Jim Morrison came up with the line about keeping your "Eyes on the road, your hands up on the wheel" after riding with his girlfriend, Pamela Courson, to a cottage they owned outside Los Angeles. She was driving erratically.
John Sebastian from the Lovin' Spoonful played harmonica. He is identified on the album as "G. Puglese" because he was afraid to be identified with The Doors in light of Morrison's arrest at a concert in Miami when he was accused of exposing himself to the crowd. Morrison was convicted of indecent exposure and sentenced to 6 months in jail, but he died while the case was being appealed. In 2010, Florida governor Charlie Crist granted Morrison a pardon, clearing him of the charges.
Guitar great Lonnie Mack played bass. The Doors usually did not use a bass player.
Doors guitarist Robby Krieger joined Creed on stage at Woodstock '99, where they performed this. It is on the Woodstock '99 CD.
This was the first song on Morrison Hotel. The album was a return The Doors' earlier style. On their previous album, The Soft Parade, they used a lot of strings and horns. Morrison didn't do much on that album because he was drunk for most of it and had nothing to do while all the instrumentation was being worked out.
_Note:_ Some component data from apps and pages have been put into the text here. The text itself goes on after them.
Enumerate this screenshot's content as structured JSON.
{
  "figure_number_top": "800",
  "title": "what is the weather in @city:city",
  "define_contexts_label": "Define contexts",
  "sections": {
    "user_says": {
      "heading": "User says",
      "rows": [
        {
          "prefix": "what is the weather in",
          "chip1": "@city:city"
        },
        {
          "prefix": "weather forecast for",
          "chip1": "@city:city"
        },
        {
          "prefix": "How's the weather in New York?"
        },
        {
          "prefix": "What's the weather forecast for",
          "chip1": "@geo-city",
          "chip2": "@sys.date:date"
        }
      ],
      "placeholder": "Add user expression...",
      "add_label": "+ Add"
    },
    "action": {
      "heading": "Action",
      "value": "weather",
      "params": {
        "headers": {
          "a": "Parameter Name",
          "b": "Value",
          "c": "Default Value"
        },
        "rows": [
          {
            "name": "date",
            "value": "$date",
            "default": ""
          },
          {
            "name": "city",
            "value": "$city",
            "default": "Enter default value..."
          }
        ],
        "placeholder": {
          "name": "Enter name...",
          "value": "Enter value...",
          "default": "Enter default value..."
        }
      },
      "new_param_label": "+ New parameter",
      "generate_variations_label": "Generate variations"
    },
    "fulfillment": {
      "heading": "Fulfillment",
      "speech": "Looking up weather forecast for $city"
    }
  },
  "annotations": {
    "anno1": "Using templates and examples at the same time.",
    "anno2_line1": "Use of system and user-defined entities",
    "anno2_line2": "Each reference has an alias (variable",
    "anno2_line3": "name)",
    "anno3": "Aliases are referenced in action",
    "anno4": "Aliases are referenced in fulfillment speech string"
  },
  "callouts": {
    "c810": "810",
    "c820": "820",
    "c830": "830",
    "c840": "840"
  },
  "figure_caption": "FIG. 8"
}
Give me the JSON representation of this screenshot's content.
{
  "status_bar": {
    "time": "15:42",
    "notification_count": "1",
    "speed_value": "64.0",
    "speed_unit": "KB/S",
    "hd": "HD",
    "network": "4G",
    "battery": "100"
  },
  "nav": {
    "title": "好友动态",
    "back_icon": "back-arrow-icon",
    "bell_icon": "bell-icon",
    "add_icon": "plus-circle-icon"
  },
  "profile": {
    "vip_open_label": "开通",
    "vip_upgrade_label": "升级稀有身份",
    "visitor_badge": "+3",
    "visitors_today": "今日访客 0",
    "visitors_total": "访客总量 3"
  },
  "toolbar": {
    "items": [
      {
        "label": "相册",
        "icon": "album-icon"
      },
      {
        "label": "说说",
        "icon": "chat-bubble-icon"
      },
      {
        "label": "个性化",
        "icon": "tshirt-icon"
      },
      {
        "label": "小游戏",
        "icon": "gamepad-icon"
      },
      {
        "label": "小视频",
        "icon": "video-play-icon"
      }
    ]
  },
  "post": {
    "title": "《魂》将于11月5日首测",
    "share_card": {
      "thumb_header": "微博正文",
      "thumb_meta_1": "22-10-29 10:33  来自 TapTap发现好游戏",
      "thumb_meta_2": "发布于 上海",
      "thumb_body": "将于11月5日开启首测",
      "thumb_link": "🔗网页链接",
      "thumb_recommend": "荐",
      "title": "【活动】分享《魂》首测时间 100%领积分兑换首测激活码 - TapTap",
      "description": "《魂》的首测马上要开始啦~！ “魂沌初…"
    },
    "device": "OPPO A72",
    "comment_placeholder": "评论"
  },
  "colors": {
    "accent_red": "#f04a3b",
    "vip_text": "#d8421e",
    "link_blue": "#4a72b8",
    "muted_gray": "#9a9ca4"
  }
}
Before The Doors had a record deal, they played many Blues songs in their long club shows.
Outtakes from one of Morrison's recording sessions were used to dub his voice into a version of this on the 2000 tribute album Stoned Immaculate
, where he duets with John Lee Hooker.
In 2000, the surviving members of the Doors taped a VH1 Storytellers
episode with guest vocalists filling in for Morrison. Scott Stapp from Creed
sang on this.
This was released as the B-side of "You Make Me Real."
The Doors occasionally recorded old Blues songs, but even though this sounds like it could have been one of them, the wrote it themselves.
This has been called "the ultimate bar song," and it continues to be played by bar bands everywhere.
Krieger recalled to the NME July 17, 2010 how the album title came about: "Ray (Manzarek, keyboards) had been driving around downtown LA, and he saw this place called Morrison Hotel. So we decided to go down and shoot some photos there, but the guy who owned the hotel wouldn't let us inside it. I guess they thought we were hippies. There were a lot of drunks and bums hanging around that area. Anyway, we snuck in there real quick when he wasn't looking and got the shot that became the cover of Morrison Hotel."
Webb talks about his classic songs "By the Time I Get to Phoenix," "Wichita Lineman" and "MacArthur Park."
You may not recognize his name, but you will certainly recognize Peter Lord's songs. He wrote the bevy of hits from Paula Abdul's second album, Spellbound
, plus a collection of other classics for the likes of Aftershock, Ali and Goodfellaz.
Gary Louris of The Jayhawks
The Jayhawks' song "Big Star" has special meaning to Gary, who explains how longevity and inspiration have trumped adulation.
John Lee Hooker
Into the vaults for Bruce Pollock's 1984 conversation with the esteemed Bluesman. Hooker talks about transforming a Tony Bennett classic and why you don't have to be sad and lonely to write The Blues.